> **Task statement**
Check every line below for the string "Detector". Copy the ones that have it.

··········

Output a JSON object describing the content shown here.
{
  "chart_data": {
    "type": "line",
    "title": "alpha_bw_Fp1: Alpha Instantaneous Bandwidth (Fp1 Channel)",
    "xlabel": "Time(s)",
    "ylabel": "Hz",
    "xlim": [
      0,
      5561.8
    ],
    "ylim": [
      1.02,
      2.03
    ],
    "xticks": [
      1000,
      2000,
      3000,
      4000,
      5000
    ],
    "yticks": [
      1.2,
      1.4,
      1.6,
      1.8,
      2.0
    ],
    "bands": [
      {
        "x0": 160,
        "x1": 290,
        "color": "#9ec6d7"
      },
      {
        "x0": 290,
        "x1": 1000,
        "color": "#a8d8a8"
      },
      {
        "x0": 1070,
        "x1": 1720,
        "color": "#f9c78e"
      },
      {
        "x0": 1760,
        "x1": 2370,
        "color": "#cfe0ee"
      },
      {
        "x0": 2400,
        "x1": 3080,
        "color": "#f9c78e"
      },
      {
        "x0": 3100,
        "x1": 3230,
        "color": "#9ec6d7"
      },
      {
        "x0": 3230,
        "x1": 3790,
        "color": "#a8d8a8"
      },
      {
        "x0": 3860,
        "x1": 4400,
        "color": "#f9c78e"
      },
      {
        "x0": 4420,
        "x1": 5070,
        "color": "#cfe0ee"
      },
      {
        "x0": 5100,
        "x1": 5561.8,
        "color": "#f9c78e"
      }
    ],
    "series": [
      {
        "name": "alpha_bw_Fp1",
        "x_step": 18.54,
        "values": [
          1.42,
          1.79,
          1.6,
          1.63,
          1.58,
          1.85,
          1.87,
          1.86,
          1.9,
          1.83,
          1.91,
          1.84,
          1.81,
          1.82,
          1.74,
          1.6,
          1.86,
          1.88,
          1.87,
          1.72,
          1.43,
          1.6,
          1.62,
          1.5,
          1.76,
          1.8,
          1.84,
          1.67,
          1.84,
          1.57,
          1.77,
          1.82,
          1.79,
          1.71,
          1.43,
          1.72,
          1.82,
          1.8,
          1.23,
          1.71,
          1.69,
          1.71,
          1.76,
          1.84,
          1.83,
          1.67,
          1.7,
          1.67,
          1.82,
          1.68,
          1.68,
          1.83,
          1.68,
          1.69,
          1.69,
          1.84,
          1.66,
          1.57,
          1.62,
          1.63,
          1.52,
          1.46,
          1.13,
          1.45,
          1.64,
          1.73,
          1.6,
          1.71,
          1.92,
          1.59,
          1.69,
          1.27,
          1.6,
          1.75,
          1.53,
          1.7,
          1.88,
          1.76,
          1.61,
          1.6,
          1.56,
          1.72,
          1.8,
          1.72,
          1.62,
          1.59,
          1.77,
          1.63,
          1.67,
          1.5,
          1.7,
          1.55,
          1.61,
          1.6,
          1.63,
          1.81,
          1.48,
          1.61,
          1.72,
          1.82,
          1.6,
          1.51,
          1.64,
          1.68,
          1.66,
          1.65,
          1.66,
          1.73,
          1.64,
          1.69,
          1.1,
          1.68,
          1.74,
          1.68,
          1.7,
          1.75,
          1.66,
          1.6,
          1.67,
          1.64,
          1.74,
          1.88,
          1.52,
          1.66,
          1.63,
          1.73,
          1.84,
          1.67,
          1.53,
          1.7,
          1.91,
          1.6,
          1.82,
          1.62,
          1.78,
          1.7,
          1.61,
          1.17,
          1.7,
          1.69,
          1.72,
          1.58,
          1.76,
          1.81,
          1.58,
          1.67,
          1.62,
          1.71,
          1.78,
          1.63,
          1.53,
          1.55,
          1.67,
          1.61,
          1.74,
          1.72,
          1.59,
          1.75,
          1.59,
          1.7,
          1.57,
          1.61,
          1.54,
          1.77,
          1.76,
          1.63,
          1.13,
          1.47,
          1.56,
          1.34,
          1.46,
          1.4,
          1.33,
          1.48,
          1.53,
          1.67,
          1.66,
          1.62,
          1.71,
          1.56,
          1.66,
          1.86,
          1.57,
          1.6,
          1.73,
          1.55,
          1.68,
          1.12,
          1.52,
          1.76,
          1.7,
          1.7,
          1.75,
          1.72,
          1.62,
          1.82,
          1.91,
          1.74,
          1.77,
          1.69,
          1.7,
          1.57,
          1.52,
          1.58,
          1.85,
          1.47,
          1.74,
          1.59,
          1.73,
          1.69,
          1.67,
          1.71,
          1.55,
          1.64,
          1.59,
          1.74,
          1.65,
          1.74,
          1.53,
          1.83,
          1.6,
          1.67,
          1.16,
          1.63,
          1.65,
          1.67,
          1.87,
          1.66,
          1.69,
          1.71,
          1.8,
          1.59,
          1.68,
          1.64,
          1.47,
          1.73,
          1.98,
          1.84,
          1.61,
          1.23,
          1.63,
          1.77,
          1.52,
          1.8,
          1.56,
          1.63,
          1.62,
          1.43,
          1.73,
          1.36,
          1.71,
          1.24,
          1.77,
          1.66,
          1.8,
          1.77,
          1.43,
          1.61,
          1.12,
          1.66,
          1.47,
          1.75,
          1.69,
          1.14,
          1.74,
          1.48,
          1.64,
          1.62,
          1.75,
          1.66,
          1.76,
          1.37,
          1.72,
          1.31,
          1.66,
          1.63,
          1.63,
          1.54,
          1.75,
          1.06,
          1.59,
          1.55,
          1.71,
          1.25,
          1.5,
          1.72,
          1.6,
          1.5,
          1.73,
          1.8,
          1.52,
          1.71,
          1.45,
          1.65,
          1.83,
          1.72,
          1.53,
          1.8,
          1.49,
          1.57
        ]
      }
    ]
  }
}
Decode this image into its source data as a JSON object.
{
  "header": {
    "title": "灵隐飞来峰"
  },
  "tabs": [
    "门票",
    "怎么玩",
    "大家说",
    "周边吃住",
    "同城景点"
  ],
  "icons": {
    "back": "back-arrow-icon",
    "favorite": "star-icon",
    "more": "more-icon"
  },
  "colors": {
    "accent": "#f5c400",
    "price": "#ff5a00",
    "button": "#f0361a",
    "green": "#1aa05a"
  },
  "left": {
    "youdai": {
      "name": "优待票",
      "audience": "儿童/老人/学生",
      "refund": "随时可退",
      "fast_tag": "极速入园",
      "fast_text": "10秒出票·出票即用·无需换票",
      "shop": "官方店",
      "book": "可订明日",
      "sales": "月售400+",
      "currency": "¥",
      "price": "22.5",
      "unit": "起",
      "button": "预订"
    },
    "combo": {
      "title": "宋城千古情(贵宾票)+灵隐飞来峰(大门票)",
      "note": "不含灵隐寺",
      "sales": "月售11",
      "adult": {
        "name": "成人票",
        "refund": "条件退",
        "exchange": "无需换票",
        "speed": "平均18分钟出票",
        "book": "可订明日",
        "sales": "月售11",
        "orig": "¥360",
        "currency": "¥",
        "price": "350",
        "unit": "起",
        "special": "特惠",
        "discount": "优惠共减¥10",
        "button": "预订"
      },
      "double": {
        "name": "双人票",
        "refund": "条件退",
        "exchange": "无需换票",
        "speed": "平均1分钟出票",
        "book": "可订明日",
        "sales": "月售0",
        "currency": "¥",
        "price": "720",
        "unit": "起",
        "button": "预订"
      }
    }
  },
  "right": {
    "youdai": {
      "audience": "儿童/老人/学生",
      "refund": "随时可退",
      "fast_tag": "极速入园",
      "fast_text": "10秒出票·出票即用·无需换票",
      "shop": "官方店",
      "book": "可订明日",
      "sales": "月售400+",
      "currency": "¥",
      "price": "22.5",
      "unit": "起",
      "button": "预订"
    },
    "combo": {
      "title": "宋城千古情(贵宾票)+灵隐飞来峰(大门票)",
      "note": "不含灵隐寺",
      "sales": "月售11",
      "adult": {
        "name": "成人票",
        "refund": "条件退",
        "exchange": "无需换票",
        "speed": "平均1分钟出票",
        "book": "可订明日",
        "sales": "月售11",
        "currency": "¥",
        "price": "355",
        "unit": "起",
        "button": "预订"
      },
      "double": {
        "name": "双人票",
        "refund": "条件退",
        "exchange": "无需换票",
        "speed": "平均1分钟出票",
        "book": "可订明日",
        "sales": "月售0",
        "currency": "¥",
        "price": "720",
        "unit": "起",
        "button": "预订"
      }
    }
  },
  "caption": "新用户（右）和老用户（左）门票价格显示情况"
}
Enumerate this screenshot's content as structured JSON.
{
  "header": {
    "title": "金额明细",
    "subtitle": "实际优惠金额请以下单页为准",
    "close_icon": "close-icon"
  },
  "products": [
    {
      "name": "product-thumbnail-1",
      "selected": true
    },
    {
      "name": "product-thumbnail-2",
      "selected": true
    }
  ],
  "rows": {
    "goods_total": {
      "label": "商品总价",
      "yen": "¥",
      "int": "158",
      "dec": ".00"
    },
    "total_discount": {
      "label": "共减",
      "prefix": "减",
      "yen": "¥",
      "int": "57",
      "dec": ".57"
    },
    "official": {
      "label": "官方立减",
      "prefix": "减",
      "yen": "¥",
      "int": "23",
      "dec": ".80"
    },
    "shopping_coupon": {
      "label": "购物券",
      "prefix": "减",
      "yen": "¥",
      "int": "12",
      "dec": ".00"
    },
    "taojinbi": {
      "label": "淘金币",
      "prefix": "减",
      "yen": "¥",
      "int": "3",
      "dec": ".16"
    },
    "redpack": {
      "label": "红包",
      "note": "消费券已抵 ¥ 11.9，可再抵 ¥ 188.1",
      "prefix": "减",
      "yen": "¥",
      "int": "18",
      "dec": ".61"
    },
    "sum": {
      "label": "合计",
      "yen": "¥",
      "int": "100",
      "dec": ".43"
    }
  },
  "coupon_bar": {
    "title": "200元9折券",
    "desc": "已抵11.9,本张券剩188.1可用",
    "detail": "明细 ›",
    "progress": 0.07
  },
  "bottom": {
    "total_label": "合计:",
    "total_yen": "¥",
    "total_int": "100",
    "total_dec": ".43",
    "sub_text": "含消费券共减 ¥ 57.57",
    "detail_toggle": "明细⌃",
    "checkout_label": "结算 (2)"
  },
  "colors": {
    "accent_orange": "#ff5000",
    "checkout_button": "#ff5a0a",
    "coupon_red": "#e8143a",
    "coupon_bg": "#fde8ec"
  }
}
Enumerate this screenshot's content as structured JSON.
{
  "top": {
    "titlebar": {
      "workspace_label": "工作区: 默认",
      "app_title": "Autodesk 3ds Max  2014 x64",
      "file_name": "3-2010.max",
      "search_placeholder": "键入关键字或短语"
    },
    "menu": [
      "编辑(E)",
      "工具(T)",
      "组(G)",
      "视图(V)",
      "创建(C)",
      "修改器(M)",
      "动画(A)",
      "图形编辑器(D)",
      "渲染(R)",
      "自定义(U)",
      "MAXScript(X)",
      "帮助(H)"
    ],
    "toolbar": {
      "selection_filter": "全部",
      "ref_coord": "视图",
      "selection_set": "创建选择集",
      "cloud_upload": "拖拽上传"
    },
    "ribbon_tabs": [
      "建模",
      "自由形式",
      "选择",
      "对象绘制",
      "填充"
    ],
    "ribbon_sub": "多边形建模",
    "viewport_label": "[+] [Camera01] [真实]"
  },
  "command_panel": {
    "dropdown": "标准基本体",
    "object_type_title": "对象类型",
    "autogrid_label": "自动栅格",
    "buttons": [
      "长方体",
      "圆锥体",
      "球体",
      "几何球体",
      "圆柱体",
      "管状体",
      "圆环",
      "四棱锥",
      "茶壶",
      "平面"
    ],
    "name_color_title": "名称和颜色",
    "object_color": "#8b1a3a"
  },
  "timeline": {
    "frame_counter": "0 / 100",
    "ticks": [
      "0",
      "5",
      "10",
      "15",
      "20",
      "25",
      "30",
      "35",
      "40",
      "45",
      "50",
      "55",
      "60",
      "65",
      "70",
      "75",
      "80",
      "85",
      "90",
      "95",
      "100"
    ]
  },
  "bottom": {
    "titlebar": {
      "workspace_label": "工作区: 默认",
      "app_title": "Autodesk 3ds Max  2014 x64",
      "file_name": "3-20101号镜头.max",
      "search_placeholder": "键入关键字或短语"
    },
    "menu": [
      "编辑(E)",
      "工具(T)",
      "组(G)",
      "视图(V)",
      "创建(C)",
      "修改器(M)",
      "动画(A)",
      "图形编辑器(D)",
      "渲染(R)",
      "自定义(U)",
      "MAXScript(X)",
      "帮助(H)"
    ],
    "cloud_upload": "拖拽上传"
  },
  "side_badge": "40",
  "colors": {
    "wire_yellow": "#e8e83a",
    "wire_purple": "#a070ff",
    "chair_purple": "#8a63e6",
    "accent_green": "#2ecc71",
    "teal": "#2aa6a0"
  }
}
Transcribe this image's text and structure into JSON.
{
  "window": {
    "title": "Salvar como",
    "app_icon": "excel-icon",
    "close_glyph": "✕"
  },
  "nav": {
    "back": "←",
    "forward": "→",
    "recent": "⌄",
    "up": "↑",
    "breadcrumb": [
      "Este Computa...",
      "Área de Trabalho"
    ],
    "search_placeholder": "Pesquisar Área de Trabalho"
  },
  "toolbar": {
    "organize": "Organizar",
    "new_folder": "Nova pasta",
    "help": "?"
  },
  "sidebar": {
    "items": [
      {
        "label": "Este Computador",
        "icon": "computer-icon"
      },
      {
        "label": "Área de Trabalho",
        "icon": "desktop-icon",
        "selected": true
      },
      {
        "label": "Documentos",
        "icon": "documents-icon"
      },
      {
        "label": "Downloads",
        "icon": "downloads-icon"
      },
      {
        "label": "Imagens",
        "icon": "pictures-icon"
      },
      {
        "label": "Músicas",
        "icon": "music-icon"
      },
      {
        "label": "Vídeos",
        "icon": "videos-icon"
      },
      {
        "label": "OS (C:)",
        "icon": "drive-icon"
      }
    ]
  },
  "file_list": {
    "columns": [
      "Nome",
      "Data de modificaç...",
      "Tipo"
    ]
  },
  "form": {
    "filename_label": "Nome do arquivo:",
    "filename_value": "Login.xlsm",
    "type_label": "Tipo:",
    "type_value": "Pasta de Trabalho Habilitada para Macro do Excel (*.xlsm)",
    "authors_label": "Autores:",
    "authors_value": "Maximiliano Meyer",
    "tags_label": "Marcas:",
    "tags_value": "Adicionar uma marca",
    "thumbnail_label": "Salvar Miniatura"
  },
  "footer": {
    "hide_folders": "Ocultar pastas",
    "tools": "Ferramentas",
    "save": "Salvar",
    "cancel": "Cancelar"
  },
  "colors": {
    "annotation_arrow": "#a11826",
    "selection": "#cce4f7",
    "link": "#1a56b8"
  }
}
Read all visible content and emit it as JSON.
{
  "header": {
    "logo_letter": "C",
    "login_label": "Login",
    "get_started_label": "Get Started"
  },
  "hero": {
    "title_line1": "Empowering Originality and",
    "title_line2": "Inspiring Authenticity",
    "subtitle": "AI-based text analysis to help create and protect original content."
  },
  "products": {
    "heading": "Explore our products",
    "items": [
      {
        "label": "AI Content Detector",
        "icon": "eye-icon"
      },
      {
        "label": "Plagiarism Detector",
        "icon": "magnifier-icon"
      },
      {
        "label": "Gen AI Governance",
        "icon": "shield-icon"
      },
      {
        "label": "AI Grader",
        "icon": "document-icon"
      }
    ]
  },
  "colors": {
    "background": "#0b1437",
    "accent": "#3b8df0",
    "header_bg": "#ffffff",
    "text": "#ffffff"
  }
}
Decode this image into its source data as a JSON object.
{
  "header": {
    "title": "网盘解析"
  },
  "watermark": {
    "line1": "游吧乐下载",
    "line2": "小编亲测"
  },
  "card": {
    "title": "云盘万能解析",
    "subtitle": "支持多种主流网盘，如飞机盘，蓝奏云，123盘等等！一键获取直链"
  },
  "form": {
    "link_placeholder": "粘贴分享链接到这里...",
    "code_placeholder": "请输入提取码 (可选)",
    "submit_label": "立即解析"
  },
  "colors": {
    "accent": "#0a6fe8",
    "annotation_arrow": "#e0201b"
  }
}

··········

> **Solution below**
        "label": "AI Content Detector",
        "label": "Plagiarism Detector",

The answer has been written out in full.